• To do
Each line of the material holding the word "glyph" must be identified and copied.

• Data for analysis
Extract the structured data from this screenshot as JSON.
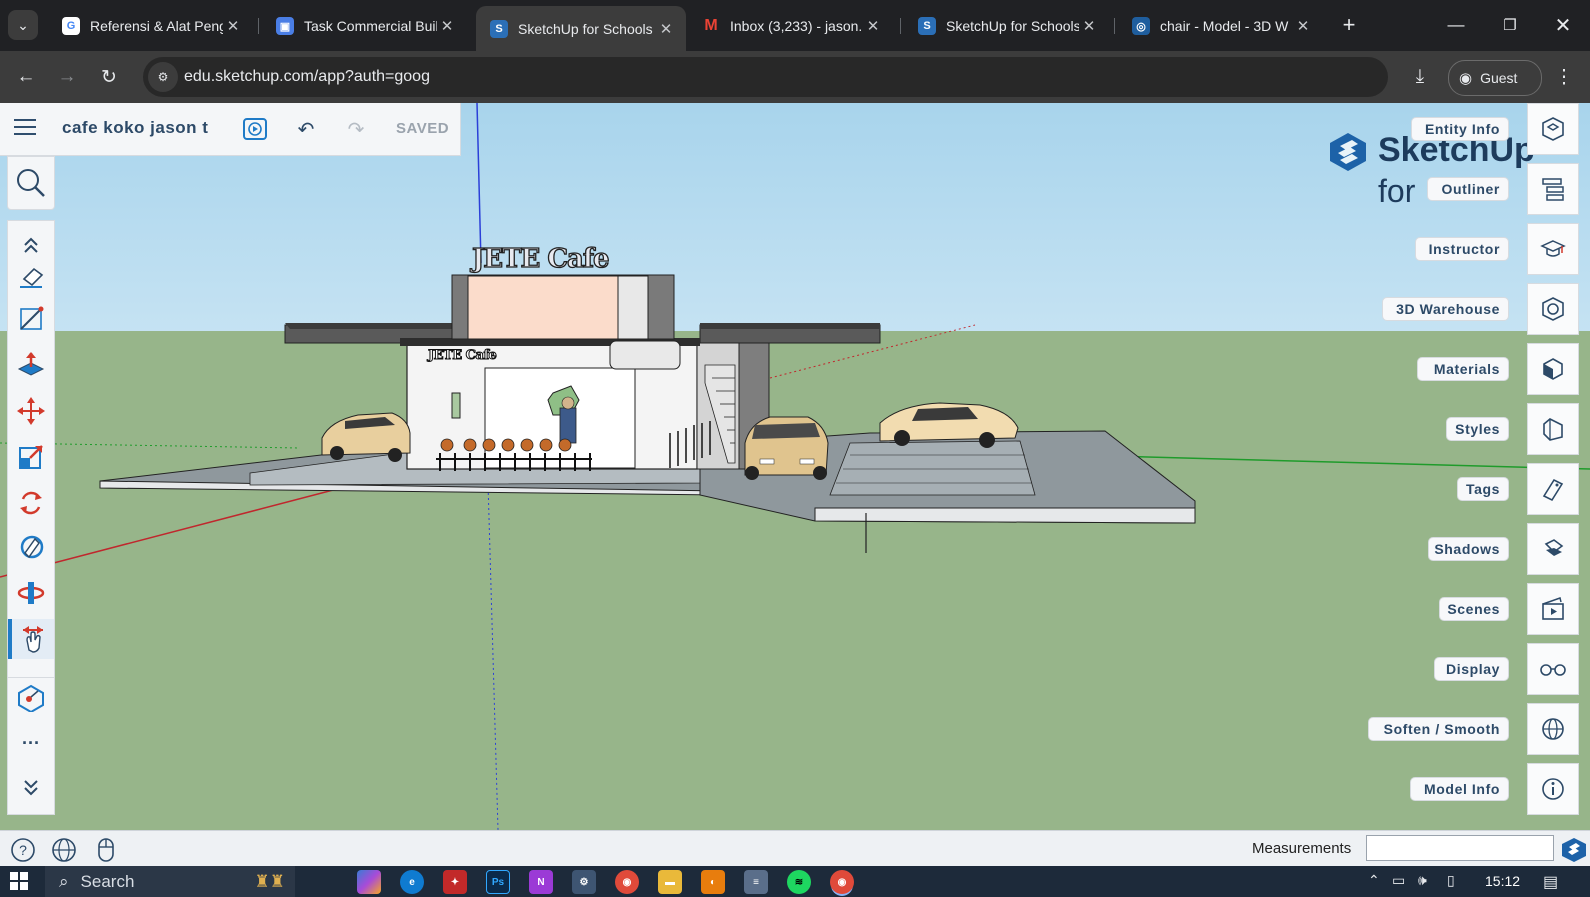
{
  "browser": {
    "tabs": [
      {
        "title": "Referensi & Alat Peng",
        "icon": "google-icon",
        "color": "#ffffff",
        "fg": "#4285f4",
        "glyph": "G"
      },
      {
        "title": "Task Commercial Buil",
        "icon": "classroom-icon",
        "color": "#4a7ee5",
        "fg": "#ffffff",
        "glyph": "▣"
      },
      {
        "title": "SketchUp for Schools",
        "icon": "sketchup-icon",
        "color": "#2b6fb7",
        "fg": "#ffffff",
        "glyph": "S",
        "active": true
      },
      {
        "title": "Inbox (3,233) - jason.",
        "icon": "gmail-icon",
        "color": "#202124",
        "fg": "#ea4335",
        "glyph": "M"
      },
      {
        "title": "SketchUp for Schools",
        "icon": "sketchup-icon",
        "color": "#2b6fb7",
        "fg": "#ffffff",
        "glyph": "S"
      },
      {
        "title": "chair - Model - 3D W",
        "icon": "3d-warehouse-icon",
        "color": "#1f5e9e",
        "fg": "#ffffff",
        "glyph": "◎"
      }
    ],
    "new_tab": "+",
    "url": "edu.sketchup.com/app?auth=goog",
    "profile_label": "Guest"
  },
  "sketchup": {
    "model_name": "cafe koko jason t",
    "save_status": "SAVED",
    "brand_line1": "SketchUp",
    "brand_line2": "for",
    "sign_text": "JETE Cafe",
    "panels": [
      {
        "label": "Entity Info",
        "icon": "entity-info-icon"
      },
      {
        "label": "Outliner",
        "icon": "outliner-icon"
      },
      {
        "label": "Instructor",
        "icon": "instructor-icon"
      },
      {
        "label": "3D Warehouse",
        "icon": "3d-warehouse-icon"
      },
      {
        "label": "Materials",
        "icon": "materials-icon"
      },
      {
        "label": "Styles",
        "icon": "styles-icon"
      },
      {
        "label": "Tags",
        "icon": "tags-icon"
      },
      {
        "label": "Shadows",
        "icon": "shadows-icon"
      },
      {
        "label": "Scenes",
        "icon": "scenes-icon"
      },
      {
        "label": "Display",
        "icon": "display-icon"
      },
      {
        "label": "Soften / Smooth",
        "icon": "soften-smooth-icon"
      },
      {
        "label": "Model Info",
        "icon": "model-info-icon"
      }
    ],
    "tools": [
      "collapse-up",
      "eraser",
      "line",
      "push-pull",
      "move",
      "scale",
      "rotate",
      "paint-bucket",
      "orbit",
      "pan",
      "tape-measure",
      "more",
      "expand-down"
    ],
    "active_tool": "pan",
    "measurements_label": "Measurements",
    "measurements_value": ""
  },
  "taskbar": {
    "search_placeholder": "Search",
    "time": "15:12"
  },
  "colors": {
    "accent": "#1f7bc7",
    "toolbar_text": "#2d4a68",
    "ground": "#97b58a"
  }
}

• Solved exercise
        "glyph": "G"
        "glyph": "▣"
        "glyph": "S",
        "glyph": "M"
        "glyph": "S"
        "glyph": "◎"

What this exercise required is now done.